VICTORY DEAL IN MAGILTON NOW
Melbourne Victory's board should put a line under this campaign and give Jim Magilton and Kevin Muscat long-term contracts.
Doing so after the defeat to the Jets would make it clear to all the players that they're on notice for the remaining games this term.
Magilton has been clear on the weaknesses of the squad and now deserves a full winter to address the problems. He's given everyone their chance - there can be no complaints from the likes of Kemp, Solorzano - even Thompson - that they haven't had the chance to show their quality and commitment to the cause. The hard decisions now need to be made about a squad in clear transition.
CEO Richard Wilson's words this morning are positive, but won't carry the same weight as the action of the club going 'all in' with Magilton and Muscat.
The spine of the team needs a complete overhaul. Massive gaps need to be filled at centre-half, in midfield and in attack. His move for Thomas Butler, who only signed a new deal with Swansea City in August, does suggest Magilton knows he needs to look at a high level to actually improve on what he has.
MAGILTON HAS JUSTIFIED KEWELL SIGNING
The one major bonus to come from Jim Magilton's appointment has been Harry Kewell's form. Pundits have short memories, it wasn't so long ago they were all singing from the same hymn sheet, writing Kewell off, some even saying he hadn't done anything since his days at Leeds United! But we're now seeing a true sporting great being allowed to show all his ability on home soil. His long passing, his quality on the ball and even snap in tackles, just gets you off your seat every time. And it's all come together since Magilton's arrival.
It was no surprise he was made captain on Saturday night. Its been clear how good he has been with the young players, particularly Rojas and Jeggo, and he's also put himself out to make Ubay Luzardo feel welcome since the Spaniard's signing.
It's no coincidence that this has all come since Magilton's arrival.
WHY ARE AUSSIE YOUTH BYPASSING A-LEAGUE ACADEMIES?
Three young Aussies signed for Premier League clubs in the last fortnight. Jake Adelson joined Everton, QPR snapped up Peter Skapetis and Giancarlo Gallifuoco signed with Tottenham. It's a great sign of the strength of the youth coaching being done across the country. But questions need to be raised as to why these lads have chose to bypass (or were they ignored?) the A-League academy system to stay in the state setup before moving onto England?
MORE QUALITY BUSINESS BY MARINERS
Central Coast Mariners have done more great business with the sale of Rostyn Griffiths to Guangzhou R&F.

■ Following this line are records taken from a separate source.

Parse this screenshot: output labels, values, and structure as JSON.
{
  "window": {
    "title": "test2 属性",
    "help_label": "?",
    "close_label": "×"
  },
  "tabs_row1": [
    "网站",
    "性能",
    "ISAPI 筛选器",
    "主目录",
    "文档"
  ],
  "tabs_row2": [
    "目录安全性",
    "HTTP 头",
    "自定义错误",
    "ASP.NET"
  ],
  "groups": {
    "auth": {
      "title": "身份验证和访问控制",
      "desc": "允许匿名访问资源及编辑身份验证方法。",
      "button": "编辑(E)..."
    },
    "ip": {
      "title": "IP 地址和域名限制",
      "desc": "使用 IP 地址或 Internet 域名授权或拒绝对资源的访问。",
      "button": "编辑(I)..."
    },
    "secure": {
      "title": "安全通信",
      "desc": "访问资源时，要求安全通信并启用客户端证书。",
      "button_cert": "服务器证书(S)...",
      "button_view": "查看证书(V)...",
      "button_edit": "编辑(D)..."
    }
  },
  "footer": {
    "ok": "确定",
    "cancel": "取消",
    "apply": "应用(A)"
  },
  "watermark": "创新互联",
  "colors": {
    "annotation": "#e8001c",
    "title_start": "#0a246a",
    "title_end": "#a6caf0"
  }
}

They've made a massive $1 million profit on a player who was at the crossroads when first signing with the now defunct North Queensland Fury. Graham Arnold has been able to rediscover the quality in Griffiths which had him tipped for big things at Blackburn Rovers. The deal follows Matt Simon's sale to Chunnam Dragons earlier this season and shows the way forward for smaller A-League clubs.
WILL SYDNEY SOCCER EGO ALLOW WEST TO THRIVE?
Will Sydney soccer's ego actually allow a western Sydney franchise to succeed? Sure, they're all making the right noises, but when it comes to the crunch, if it's not done on their terms will they back it? Or will they slaughter it just as they did Sydney FC?
Nick Tana is mooted as a potential co-owner. An 'outsider' for western Sydney? How will that go down with the clique - especially if their friends are overlooked for roles in the club for better qualified people?
A licence for the western Sydney franchise has been floating around for four years. A big reason for the delays is the way the local media treated Sydney FC. Compared with all the other major cities represented in the A-League, the state of interest in Sydney FC since those first two years is a mess. What kills me is the suggestion that 'disenfranchised' football people in western Sydney who continually run down the A-League are somehow greater supporters of the game than the families who bought into the comp and fork out thousands of dollars to buy memberships and support their club.
Until the Sydney soccer clique accept responsibility for their influence on the current dismal crowds and failure to find new local investors, the same fate is waiting western Sydney.